Extracellular carriers and trans-barrier transport of RNA. A: Extracellular RNA is carried by and protected by incorporation into extracellular vesicles (EV, left) including exosomes, microvesicles, some viruses, and other membrane-bound entities; low-density (middle left) and high-density (middle right) lipoprotein particles; and protein complexes such as Argonaute-containing structures (right). The number of RNA molecules within such carriers is not well known. B: Transcytosis may deliver RNA from one side of a cell barrier to the other. Although uncomplexed RNA is shown here, uptake of RNA carriers is more likely. C: Transfer of RNA molecules via transmembrane channels. Here, a double-stranded species is transferred. D: Immune cells in biological barriers may sample nucleic acids and other molecules on one side and release them on the other, with or without movement of the immune cell to a new location.
© Copyright Policy - open-access
Related In: Results  -  Collection

License
Show All Figures
getmorefigures.php?uid=PMC4109825&req=5

fig03: Extracellular carriers and trans-barrier transport of RNA. A: Extracellular RNA is carried by and protected by incorporation into extracellular vesicles (EV, left) including exosomes, microvesicles, some viruses, and other membrane-bound entities; low-density (middle left) and high-density (middle right) lipoprotein particles; and protein complexes such as Argonaute-containing structures (right). The number of RNA molecules within such carriers is not well known.
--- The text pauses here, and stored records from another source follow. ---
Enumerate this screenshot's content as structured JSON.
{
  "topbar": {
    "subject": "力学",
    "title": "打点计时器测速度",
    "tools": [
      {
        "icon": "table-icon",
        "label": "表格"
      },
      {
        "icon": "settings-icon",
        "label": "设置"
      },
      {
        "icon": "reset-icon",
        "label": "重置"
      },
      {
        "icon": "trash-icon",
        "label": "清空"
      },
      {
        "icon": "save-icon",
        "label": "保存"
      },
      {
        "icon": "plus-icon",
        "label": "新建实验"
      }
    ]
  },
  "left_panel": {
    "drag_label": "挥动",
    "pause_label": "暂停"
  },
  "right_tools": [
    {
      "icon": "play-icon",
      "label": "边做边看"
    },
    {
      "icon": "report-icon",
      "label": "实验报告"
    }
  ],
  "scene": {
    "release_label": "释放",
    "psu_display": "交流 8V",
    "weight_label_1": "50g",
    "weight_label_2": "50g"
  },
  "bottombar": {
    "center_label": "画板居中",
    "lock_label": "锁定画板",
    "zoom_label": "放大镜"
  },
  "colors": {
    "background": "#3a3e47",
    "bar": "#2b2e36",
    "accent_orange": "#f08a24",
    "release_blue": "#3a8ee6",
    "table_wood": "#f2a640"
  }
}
B: Transcytosis may deliver RNA from one side of a cell barrier to the other. Although uncomplexed RNA is shown here, uptake of RNA carriers is more likely. C: Transfer of RNA molecules via transmembrane channels. Here, a double-stranded species is transferred. D: Immune cells in biological barriers may sample nucleic acids and other molecules on one side and release them on the other, with or without movement of the immune cell to a new location.
Mentions: Given the instability of naked RNA, transcytosis – vesicular uptake of RNA carriers and their cargo (Fig. 3A) on one side and release on the other side of a biological barrier – is an attractive option (Fig. 3B). Alternatively, uptake into the cytoplasm by transmembrane RNA transporters is hypothetically possible (Fig. 3C) but would require close contact with a cell or carrier that releases the RNA in the immediate vicinity of the transporter. Additionally, immune cells could take up RNA/RNA carriers and release them on the other side of the barrier (Fig. 3D).

Bottom Line: RNA interference (RNAi) mechanisms of Caenorhabditis elegans are enhanced by uptake of environmental RNA and amplification and systemic distribution of RNAi effectors.In this article, we review the evidence for and against a significant role for dietary miRNAs in influencing gene expression, and make recommendations for future studies.Also watch the Video Abstract.

View Article: PubMed Central - PubMed

Affiliation: Department of Molecular and Comparative Pathobiology, The Johns Hopkins University, Baltimore, MD, USA.

Show MeSH
Related in: MedlinePlus